The Road Of Peace started out as a game called Global Espionage. DePaul students Jacob Anderson, Nicholas Esparza, Kevin Stich, and Anthony Zahnle envisioned a game where two players plotted against each other, and the board game they originally designed had two maps where neither player had complete visibility in where the next act of covert violence would occur.
But then Tunisia erupted, then Egypt ... . The team became engrossed in following the tumultuous Arab Spring. With Microsoft's Imagine Cup on the horizon, they wondered if they could turn their cloak-and-dagger game into an approximation of non-violent revolution. The result, a Windows Phone game, was somewhat rough when I saw a demonstration of it in June. It's now available as a retail download. So, if you're one of the few and the proud Windows Phone users, give it a try.

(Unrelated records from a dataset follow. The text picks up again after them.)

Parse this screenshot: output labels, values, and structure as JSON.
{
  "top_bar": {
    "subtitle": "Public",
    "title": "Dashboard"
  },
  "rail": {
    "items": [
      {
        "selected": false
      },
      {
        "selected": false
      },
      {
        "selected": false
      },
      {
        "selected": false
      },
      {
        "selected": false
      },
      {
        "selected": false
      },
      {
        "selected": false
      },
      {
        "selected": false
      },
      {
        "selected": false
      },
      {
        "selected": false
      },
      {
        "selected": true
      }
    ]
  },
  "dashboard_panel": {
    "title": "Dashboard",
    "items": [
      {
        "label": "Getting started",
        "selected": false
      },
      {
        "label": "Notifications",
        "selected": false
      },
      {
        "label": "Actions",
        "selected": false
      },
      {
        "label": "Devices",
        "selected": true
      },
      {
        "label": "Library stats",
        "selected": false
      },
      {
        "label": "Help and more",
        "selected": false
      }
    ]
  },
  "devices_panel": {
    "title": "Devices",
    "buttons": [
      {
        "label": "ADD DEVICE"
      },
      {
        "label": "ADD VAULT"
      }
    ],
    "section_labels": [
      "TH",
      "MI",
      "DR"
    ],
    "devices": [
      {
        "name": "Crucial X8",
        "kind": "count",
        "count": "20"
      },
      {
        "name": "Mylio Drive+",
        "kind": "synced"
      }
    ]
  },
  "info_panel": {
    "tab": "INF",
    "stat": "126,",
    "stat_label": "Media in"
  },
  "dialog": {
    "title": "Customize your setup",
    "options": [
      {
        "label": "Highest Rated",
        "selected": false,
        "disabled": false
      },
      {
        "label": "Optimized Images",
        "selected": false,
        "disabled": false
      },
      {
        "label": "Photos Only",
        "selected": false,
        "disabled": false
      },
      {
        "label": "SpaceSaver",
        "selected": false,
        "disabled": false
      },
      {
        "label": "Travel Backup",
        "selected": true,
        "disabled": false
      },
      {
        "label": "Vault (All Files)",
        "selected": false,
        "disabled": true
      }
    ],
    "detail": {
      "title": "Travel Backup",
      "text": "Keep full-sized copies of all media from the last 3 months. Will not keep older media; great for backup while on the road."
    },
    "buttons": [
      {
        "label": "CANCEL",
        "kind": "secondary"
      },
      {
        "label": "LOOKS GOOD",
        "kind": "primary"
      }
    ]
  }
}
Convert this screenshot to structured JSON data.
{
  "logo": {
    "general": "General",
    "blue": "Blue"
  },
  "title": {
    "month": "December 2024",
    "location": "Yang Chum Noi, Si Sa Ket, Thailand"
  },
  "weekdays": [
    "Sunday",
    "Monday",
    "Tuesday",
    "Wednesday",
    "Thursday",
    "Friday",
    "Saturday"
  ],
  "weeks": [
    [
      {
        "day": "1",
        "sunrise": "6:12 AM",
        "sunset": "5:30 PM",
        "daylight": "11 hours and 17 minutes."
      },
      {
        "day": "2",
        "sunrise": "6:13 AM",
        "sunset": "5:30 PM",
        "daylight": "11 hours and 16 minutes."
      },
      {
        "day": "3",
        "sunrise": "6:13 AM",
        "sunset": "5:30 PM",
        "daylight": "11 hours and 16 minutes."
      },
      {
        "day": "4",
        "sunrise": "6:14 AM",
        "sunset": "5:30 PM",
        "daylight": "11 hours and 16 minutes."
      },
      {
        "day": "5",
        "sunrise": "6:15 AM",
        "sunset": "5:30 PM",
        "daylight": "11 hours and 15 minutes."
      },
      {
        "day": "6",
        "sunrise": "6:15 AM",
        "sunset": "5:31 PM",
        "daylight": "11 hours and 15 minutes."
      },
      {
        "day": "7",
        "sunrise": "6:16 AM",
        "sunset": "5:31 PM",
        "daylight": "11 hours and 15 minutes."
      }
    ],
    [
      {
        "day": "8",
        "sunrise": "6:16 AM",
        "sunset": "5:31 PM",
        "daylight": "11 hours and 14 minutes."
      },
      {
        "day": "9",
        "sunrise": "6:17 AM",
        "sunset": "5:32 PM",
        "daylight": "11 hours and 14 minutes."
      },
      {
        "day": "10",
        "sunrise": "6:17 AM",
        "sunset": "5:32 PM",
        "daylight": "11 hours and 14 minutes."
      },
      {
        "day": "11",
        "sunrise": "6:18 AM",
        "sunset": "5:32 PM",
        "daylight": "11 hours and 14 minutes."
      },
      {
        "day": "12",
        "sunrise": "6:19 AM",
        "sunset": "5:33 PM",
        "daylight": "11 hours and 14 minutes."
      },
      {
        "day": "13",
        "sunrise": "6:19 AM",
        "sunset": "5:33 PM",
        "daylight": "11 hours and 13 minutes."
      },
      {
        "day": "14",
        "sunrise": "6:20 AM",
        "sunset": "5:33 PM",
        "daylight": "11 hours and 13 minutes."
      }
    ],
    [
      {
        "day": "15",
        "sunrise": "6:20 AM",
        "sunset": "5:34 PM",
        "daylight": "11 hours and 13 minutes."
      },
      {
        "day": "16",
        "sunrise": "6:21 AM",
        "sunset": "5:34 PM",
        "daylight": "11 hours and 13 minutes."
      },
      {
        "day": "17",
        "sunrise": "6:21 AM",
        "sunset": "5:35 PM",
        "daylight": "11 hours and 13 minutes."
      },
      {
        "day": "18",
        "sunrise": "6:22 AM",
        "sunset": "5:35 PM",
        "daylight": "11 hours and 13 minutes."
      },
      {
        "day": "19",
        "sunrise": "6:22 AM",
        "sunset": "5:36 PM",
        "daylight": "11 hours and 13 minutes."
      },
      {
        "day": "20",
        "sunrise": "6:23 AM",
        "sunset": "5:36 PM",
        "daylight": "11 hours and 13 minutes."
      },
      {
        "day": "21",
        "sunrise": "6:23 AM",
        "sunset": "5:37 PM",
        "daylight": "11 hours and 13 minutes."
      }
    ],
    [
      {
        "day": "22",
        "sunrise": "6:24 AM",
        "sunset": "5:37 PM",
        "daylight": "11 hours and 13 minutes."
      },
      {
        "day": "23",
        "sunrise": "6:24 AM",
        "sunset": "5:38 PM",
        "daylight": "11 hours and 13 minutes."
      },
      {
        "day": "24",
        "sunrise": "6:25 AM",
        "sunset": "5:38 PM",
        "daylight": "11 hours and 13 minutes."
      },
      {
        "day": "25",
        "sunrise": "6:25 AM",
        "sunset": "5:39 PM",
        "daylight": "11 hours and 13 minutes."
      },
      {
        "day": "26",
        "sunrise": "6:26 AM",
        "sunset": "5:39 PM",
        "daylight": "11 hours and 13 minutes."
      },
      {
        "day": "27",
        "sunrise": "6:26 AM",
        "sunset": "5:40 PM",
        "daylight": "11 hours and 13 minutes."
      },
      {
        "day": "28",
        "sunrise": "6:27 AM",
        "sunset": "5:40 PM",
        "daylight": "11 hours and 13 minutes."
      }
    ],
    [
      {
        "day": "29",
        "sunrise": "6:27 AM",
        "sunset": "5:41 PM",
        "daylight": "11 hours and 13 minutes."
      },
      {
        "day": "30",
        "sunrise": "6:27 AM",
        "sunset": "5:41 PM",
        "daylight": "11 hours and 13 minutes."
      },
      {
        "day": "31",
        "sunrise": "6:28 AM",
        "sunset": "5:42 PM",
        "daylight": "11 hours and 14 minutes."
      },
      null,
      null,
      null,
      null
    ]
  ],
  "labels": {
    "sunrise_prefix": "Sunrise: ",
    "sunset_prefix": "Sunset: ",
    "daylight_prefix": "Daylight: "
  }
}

You will play as a civil rights leader in an anonymous Arab country. Your nemesis is The Despot, an equally anonymous Kaddafi-like figure. Your resources are your supporters, and each turn you are given choices in how to further sow dissention in the several cities in the region. Every turn is flavored by emotional news clippings, as you are given second-hand updates on how your followers fared. This 5-15 minute serious game has its flaws, but I'm curious what you all think of its merits.
Talking points: Is this just a glossy veneer atop an uninteresting board game? Do the cities react as capriciously as the advisors in MOO 3? Or is this a far more subtle game than one might think, where the rich archives and database tell a story that the game turns can't by themselves? How could social networking influence the story, and the game play, of this small but ambitious first effort?